Topic: round the world
RECIPE #5 Pot pie
Pot pie is the ultimate winter comfort food, basically a simple stew dressed up with a topping. Great for making ahead, pretty enough for company and easy to whip up with whatever you've got on hand. Pot pies are perfect for repurposing leftovers (some would call it disguising them). We love pot pies for being infinitely adapatable! Make it meaty with leftover turkey or part of a rotisserie chicken. Got a vegan in your house? Fill it up with umami-packed mushrooms and no one will miss the meat. Trying to avoid dairy products? Skip the milk, using only stock. As for the topping, pie crust is traditional but if there's no time for that frozen puff pastry is beautiful and delicious or a biscuit topping (homemade or from a can) is sure to please. Choose your baking dish - round pie plate, square baking pan, cast iron skillet - indiviudal ramekins will elevate your pot pit to something restaurant worthy. The possibilities are endless!
RECIPE #4 STIR FRY

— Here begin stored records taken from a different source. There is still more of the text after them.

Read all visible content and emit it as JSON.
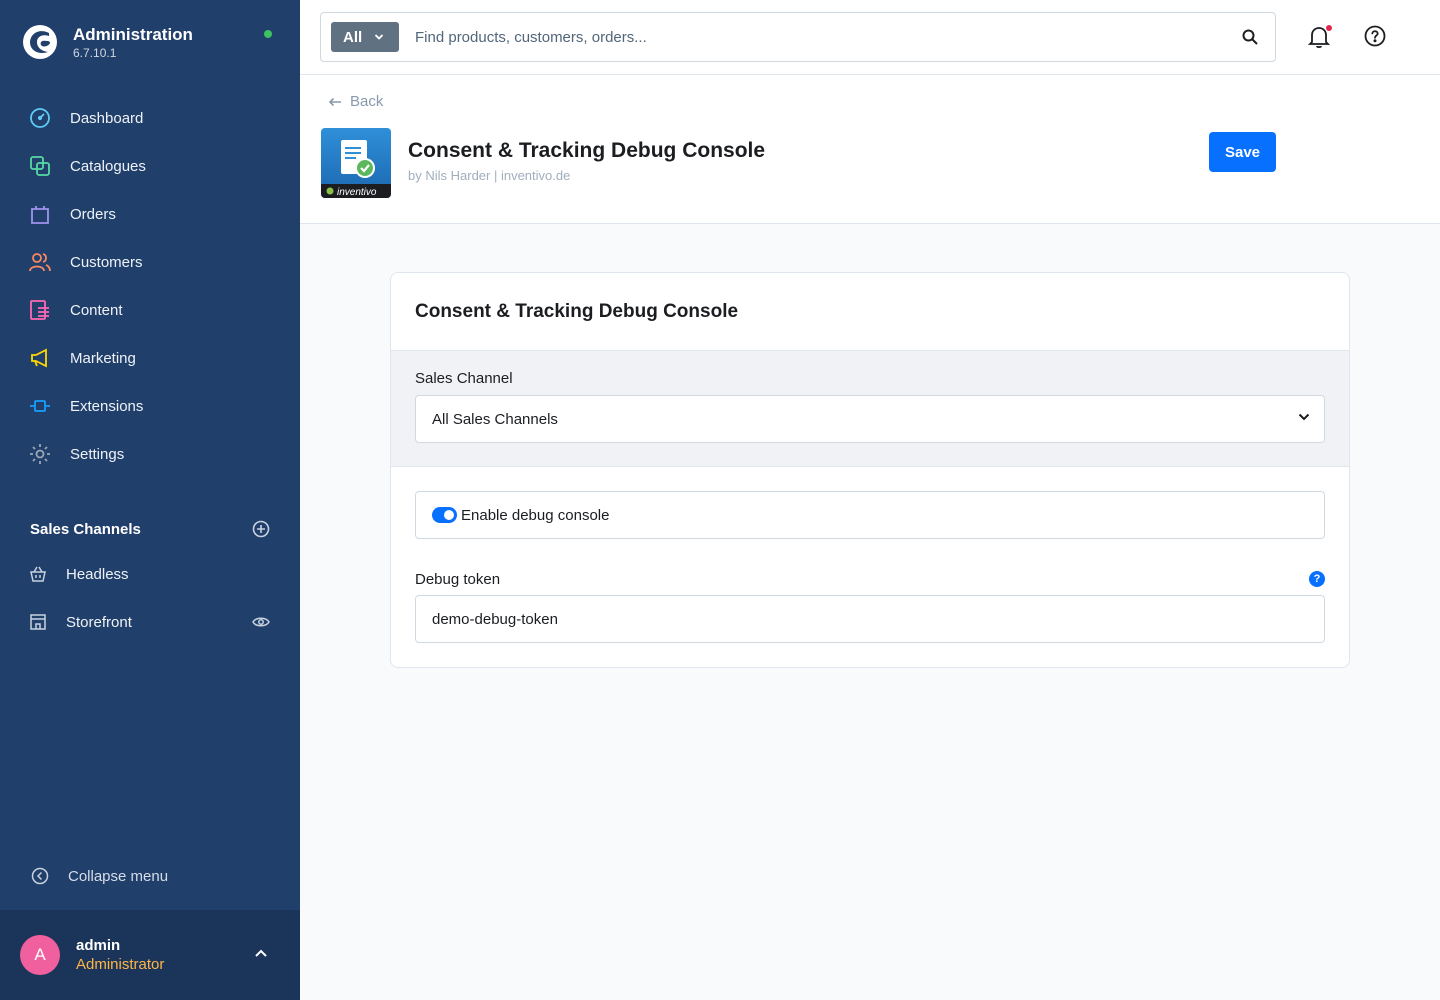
{
  "colors": {
    "sidebar_bg": "#213f6b",
    "accent": "#0870ff",
    "status_online": "#3cc261",
    "user_role": "#ffb547",
    "avatar_bg": "#f0609e"
  },
  "sidebar": {
    "brand_title": "Administration",
    "brand_version": "6.7.10.1",
    "nav_items": [
      {
        "label": "Dashboard",
        "icon": "dashboard-icon"
      },
      {
        "label": "Catalogues",
        "icon": "catalogues-icon"
      },
      {
        "label": "Orders",
        "icon": "orders-icon"
      },
      {
        "label": "Customers",
        "icon": "customers-icon"
      },
      {
        "label": "Content",
        "icon": "content-icon"
      },
      {
        "label": "Marketing",
        "icon": "marketing-icon"
      },
      {
        "label": "Extensions",
        "icon": "extensions-icon"
      },
      {
        "label": "Settings",
        "icon": "settings-icon"
      }
    ],
    "sales_channels_heading": "Sales Channels",
    "sales_channels": [
      {
        "label": "Headless",
        "icon": "basket-icon"
      },
      {
        "label": "Storefront",
        "icon": "storefront-icon"
      }
    ],
    "collapse_label": "Collapse menu",
    "user": {
      "initial": "A",
      "name": "admin",
      "role": "Administrator"
    }
  },
  "topbar": {
    "search_type": "All",
    "search_placeholder": "Find products, customers, orders..."
  },
  "header": {
    "back_label": "Back",
    "plugin_title": "Consent & Tracking Debug Console",
    "plugin_sub": "by Nils Harder | inventivo.de",
    "plugin_logo_text": "inventivo",
    "save_label": "Save"
  },
  "card": {
    "title": "Consent & Tracking Debug Console",
    "sales_channel_label": "Sales Channel",
    "sales_channel_value": "All Sales Channels",
    "toggle_label": "Enable debug console",
    "toggle_on": true,
    "token_label": "Debug token",
    "token_value": "demo-debug-token"
  }
}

We love stir fry! It's the perfect answer to what's for dinner; a great way to clean out the fridge of all those odds and ends you've lost track off; makes great use of pantry staples and with a little attention to varied colors, piece size and saucing ingredients is colorful, flavorful and satisfying. Use this open-ended guide to make a stir fry where what-you've-got-on-hand meets up with let's-get-supper-on-the-table fast! And is sure to please!

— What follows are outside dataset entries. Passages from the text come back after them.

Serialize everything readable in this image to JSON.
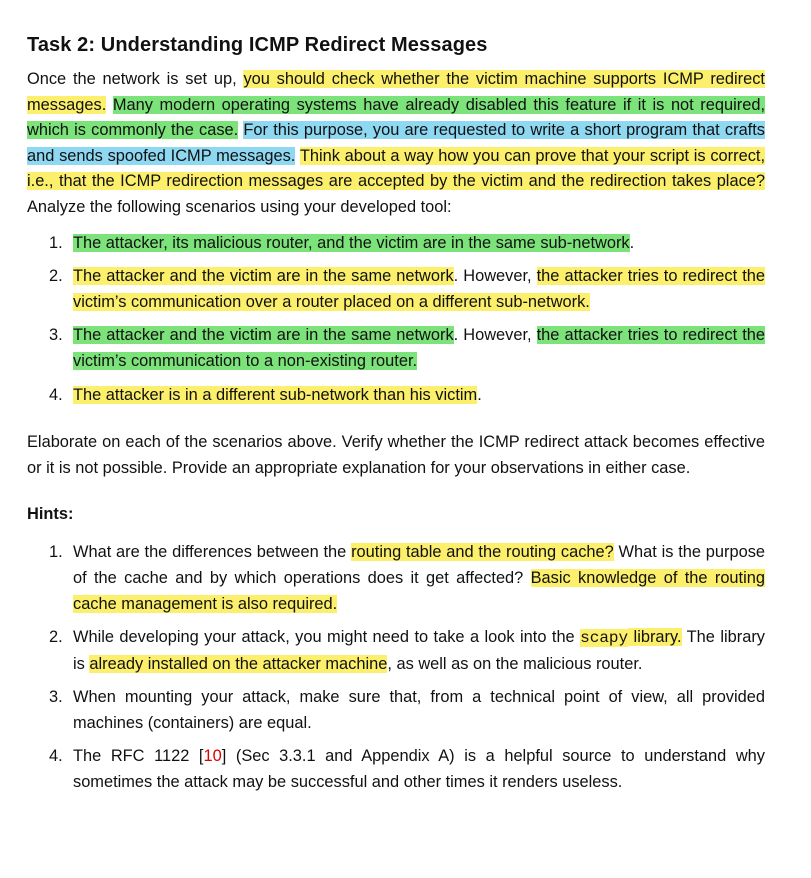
{
  "title": "Task 2: Understanding ICMP Redirect Messages",
  "intro": {
    "p1": "Once the network is set up, ",
    "p2": "you should check whether the victim machine supports ICMP redirect messages.",
    "p3": " ",
    "p4": "Many modern operating systems have already disabled this feature if it is not required, which is commonly the case.",
    "p5": " ",
    "p6": "For this purpose, you are requested to write a short program that crafts and sends spoofed ICMP messages.",
    "p7": " ",
    "p8": "Think about a way how you can prove that your script is correct, i.e., that the ICMP redirection messages are accepted by the victim and the redirection takes place?",
    "p9": " Analyze the following scenarios using your developed tool:"
  },
  "scenarios": [
    {
      "num": "1.",
      "a": "The attacker, its malicious router, and the victim are in the same sub-network",
      "b": "."
    },
    {
      "num": "2.",
      "a": "The attacker and the victim are in the same network",
      "b": ". However, ",
      "c": "the attacker tries to redirect the victim’s communication over a router placed on a different sub-network."
    },
    {
      "num": "3.",
      "a": "The attacker and the victim are in the same network",
      "b": ". However, ",
      "c": "the attacker tries to redirect the victim’s communication to a non-existing router."
    },
    {
      "num": "4.",
      "a": "The attacker is in a different sub-network than his victim",
      "b": "."
    }
  ],
  "elaborate": "Elaborate on each of the scenarios above.  Verify whether the ICMP redirect attack becomes effective or it is not possible. Provide an appropriate explanation for your observations in either case.",
  "hints_title": "Hints:",
  "hints": [
    {
      "num": "1.",
      "t1": "What are the differences between the ",
      "h1": "routing table and the routing cache?",
      "t2": "  What is the purpose of the cache and by which operations does it get affected? ",
      "h2": "Basic knowledge of the routing cache management is also required."
    },
    {
      "num": "2.",
      "t1": "While developing your attack, you might need to take a look into the ",
      "code": "scapy",
      "h1": " library.",
      "t2": " The library is ",
      "h2": "already installed on the attacker machine",
      "t3": ", as well as on the malicious router."
    },
    {
      "num": "3.",
      "t1": "When mounting your attack, make sure that, from a technical point of view, all provided machines (containers) are equal."
    },
    {
      "num": "4.",
      "t1": "The RFC 1122 [",
      "cite": "10",
      "t2": "] (Sec 3.3.1 and Appendix A) is a helpful source to understand why sometimes the attack may be successful and other times it renders useless."
    }
  ],
  "colors": {
    "yellow": "#fbef6b",
    "green": "#7ce27a",
    "blue": "#8fd8f2",
    "cite": "#e00000"
  }
}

4 cups sturdy, long cooking vegetables like
For this trip around with world with winter root vegetables we're headed to West Africa where yams, plantains, tomatoes, greens, garlic, ginger and chiles all figure prominently. In this recipe we've adapted asaro, a starchy root vegetable stew in a flavorful tomato- and chile-based sauce to our New England offerings. Traditionally, the dish is made with the yams, but carrots, sweet potatoes, squash, rutabagas, turnips are all good and readily available stand-ins. Firm, green plantains are a welcome addition but certainly not essential as the sauce rich with caramelized shallots, garlic and ginger is the perfect backdrop to whatever is in your crisper drawer. There is a slight but welcome heat from a single pepper dropped in whole to infuse the stew. Coconut milk supplies the richness and hearty greens help cut the richness while adding a contrasting, colorful punch. Serve topped with crunchy shallots, fresh herbs and a wedge of lime.

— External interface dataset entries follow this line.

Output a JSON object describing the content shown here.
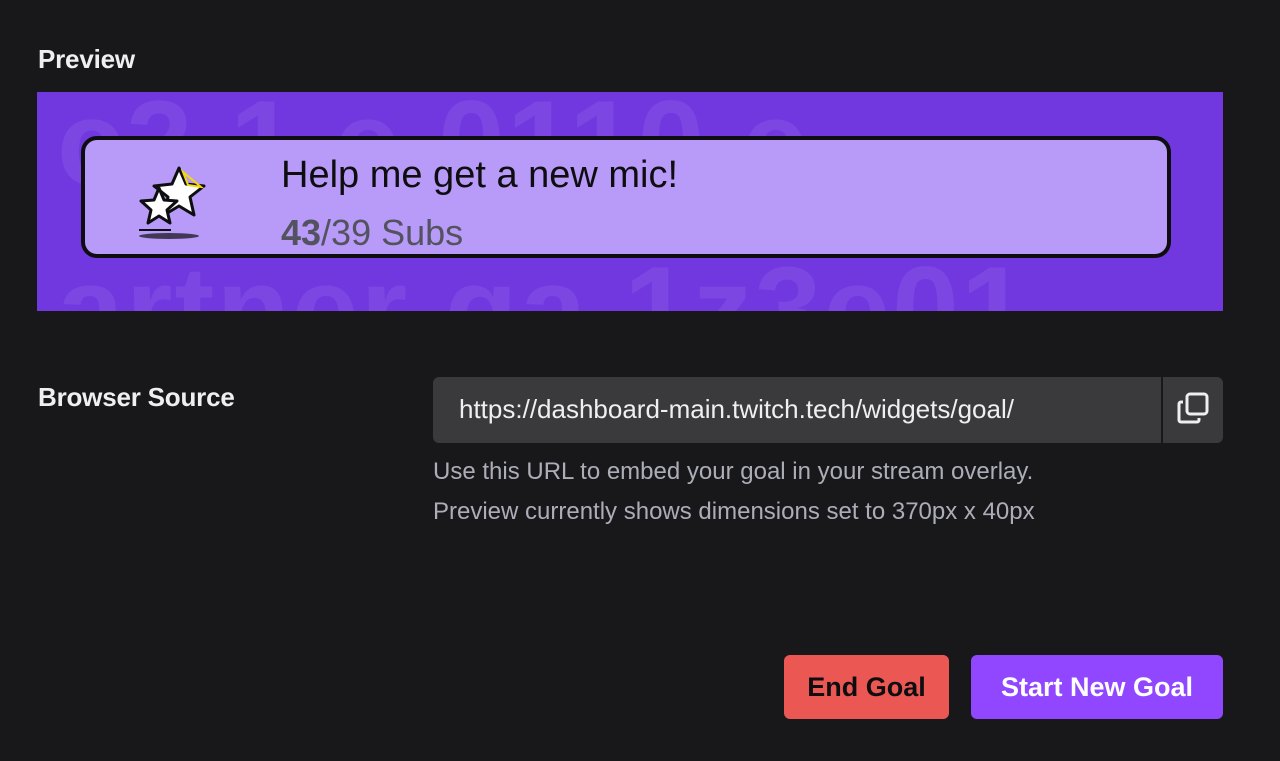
{
  "preview": {
    "section_title": "Preview",
    "goal": {
      "title": "Help me get a new mic!",
      "current": "43",
      "separator_target": "/39 Subs",
      "icon": "stars-icon"
    },
    "colors": {
      "panel_bg": "#7138e0",
      "card_bg": "#b89af8"
    }
  },
  "browser_source": {
    "section_title": "Browser Source",
    "url": "https://dashboard-main.twitch.tech/widgets/goal/",
    "copy_icon": "copy-icon",
    "help_line_1": "Use this URL to embed your goal in your stream overlay.",
    "help_line_2": "Preview currently shows dimensions set to 370px x 40px"
  },
  "actions": {
    "end_goal_label": "End Goal",
    "start_new_goal_label": "Start New Goal",
    "colors": {
      "end": "#eb5753",
      "start": "#9147ff"
    }
  }
}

Food, lovingly prepared by hand figures prominently in Michelle Zauner’s memoir, Crying in H Mart. From shopping with her mother to learning from her and other Korean relatives how to prepare traditional dishes to nurturing her mother through serious illness Zauner illustrates the power of food to nourish and sustain us. So recently, when suffering through a bad bout of the flu, I found myself drawn to her images of congee, the traditional rice porridge that makes appearances in many Asian cuisines, and is often served to people who are ill.
I perused the internet and my cookbooks; inventoried my pantry where I found rice, peanuts, black vinegar, sesame oil, garlic, chile oil and Smithereen Farm Organic Mermaiden Broth; checked the fridge for eggs, ginger, soy sauce and sriracha; took stock of this week’s bounty from my Boston Organics box - three good sized carrots, three watermelon radishes and crimini mushrooms (an On-Sale add-on item) and came up with a plan. Lucky for me, I also had scallions, cilantro and bok choy on hand.
Tagine is a North African dish, named for the earthenware dish in which it is traditionally cooked. Usually made with chicken we've adapted the warm essences of that part of the world to highlight winter's root vegetables - flavors like mildly earthy turmeric, citrusy coriander, bright lemon, peppery ginger, fresh cilantro plus the sweetness of dried fruit. Variations abound in this dish! Use whatever roots you've got on hand other than beets, unless you like your food tinged pink. Choose from the dried fruits in your pantry. Add olives if you love them or toasted nuts. Make it substantial with boneless, skinless chicken thighs.
Wondering how to keep things fresh and tasty when carrots, potatoes, celeriac, turnips and other root vegetables abound? Over the next few weeks we’re taking a spin around the globe, exploring the many ways winter’s bounty of lower carbon footprint produce can be transformed into easy and flavorful dishes. Think Japanese Curry, Moroccan Tagine, Italian Frittata, French Galette and more! We’re beginning today with a quick trip to the Land of the Rising Sun.